fice much to obtain that object; it has been one But to the cry of war, the alarmists do not of the most urging motives with me to be in fail to add that of confusion; and they have favor, not of a rejection, but only of a suspendeclared, even on this floor, that if the resolu- sion, of a delay. But even, as a matter of tion is not adopted, government will be dis- opinion, it is difficult to say, which mode of solved. Government dissolved in case a post- proceeding in this House, will best accord with ponement takes place! The idea is too absurd the general sentiments of the people. So far to deserve a direct answer. But I will ask as relates to the petitions before us, the number those gentlemen, by whom government is to be of signatures against the treaty, exceeds, at the dissolved ? Certainly not by those who may moment I am speaking, the number of those in vote against the resolution; for although they favor of the treaty. Amongst the last, some are not perhaps fortunate enough to have ob- have come from one part of the Union, where, tained the confidence of the gentlemen who it seems, both from the expressions in the petivoted against them, still it must be agreed, that tion itself, and from the proceedings there, that those who succeed in their wishes, who defeat a great inducement in the petitioners to sign, a measure they dislike, will not wish to destroy was a wish to carry the treaty with Spain into that government, which they hold so far in effect, as they appear to suppose that its fate detheir hands as to be able to carry their own pends upon that of the British Treaty. How measures. For them to dissolve government, they would act upon the British treaty alone, would be to dissolve their own power. By and unconnected with the other, I do not whom, then, I again ask, is the government to know, nor have I any evidence which enables me be dissolved? The gentlemen must answer to form an opinion thereon. All I know is, that by themselves--or they must declare, that they until the Spanish treaty was made, they were mean nothing but to alarm. Is it really the lan- perfectly silent on the subject of the other treaty, guage of those men, who profess to be, who and never expressed an opinion upon it alone. distinguish themselves by the self-assumed ap- True it is, that an alarm, which has produced pellation of friends to order, that if they do not a combination, has lately taken place amongst succeed in all their measures, they will overset the merchants of this and some other seaports. government—and have all' their professions What effect it will have, and how successful been only a veil to hide their love of power, they will eventually be, in spreading this alarm a pretence to cover their ambition? Do they amongst the people at large, I cannot tell; but mean, that the first event, which shall pnt an there are circumstances accompanying their peend to their own authority, shall be the last act tition, which, in my opinion, much diminish of government? As to myself, I do not believe the weight they otherwise might have had. that they have such intentions; I have too good. They have undoubtedly a right to petition an opinion of their patriotism to allow myself upon every public measure where they think to admit such an idea a single moment; but I themselves interested, and their petitions dethink myself justifiable in entertaining a be- serve equal regard with those of their fellowlief, that some amongst them, in order to carry citizens throughout the United States. But, on a favorite, and what they think to be an advan- this occasion, in order to create an alarm, in tageous measure, mean to spread an alarm order to induce the people to join them, in which they do not feel; and I have no doubt, order to force the House to pass the laws relathat many have contracted such a habit of tive to the treaty, they have formed a dangercarrying every measure of government as they ous combination, and affected to cease insuring please, that they really think that every thing vessels, purchasing produce, and transacting any must be thrown into confusion, the moment business. A gentleman from New York, Mr. they are thwarted in a matter of importance. I Williams, has been so much alarmed himself

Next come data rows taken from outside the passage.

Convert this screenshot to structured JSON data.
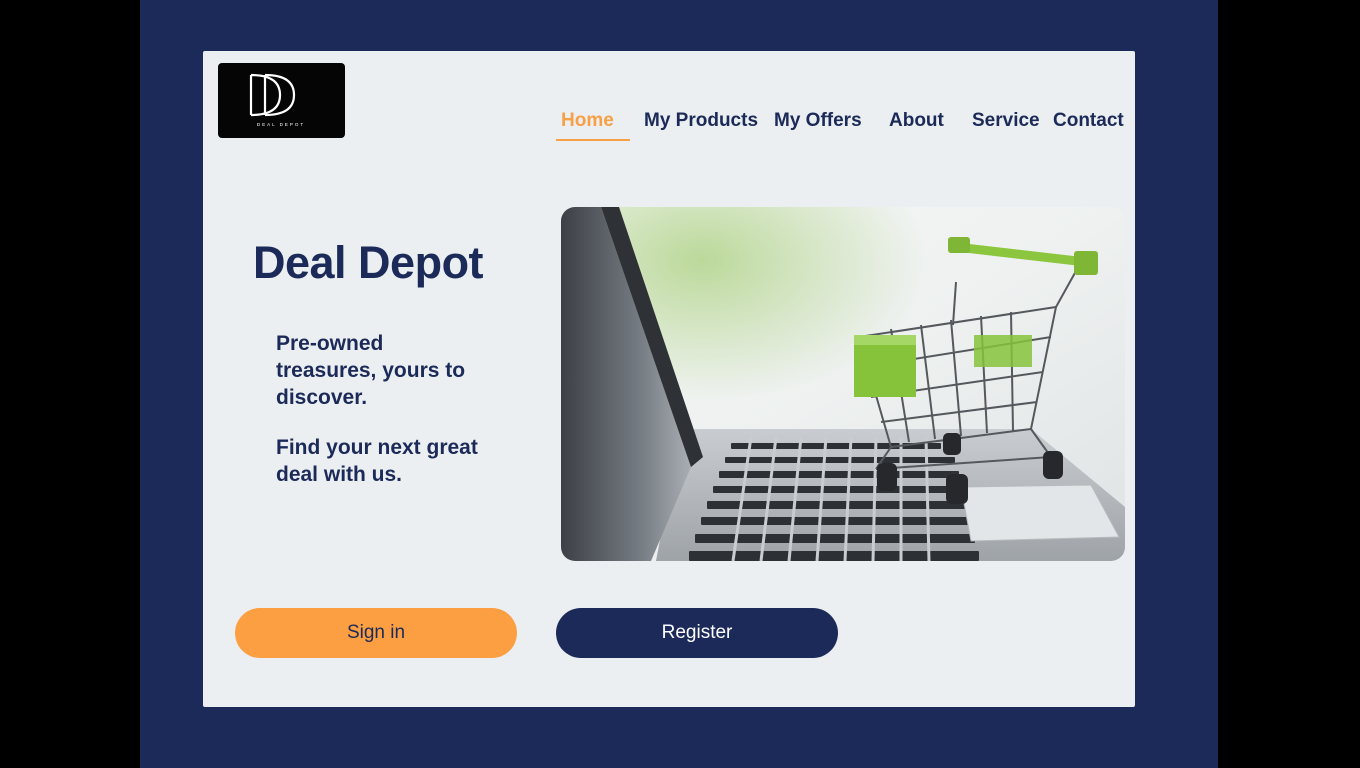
{
  "brand": {
    "logo_monogram": "DD",
    "logo_caption": "DEAL DEPOT"
  },
  "nav": {
    "items": [
      {
        "label": "Home",
        "active": true
      },
      {
        "label": "My Products",
        "active": false
      },
      {
        "label": "My Offers",
        "active": false
      },
      {
        "label": "About",
        "active": false
      },
      {
        "label": "Service",
        "active": false
      },
      {
        "label": "Contact",
        "active": false
      }
    ]
  },
  "hero": {
    "title": "Deal Depot",
    "tagline_1": "Pre-owned treasures, yours to discover.",
    "tagline_2": "Find your next great deal with us.",
    "image_icon": "shopping-cart-on-laptop-image"
  },
  "actions": {
    "signin_label": "Sign in",
    "register_label": "Register"
  },
  "colors": {
    "background_navy": "#1b2a58",
    "card": "#eceff1",
    "accent_orange": "#fb9f42",
    "text_navy": "#1b2a58"
  }
}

, hope that experience will in future cure their that he has predicted a fall in the price of every fears. But, at all events, be the wishes and in- kind of produce, and seems indeed to have tentions of the members of this House what supposed that the clamors of a few individuals they may, it is not in their power to dissolve here, would either put an end to, or satisfy the the government. The people of the United wants of those nations, wbich depend on us for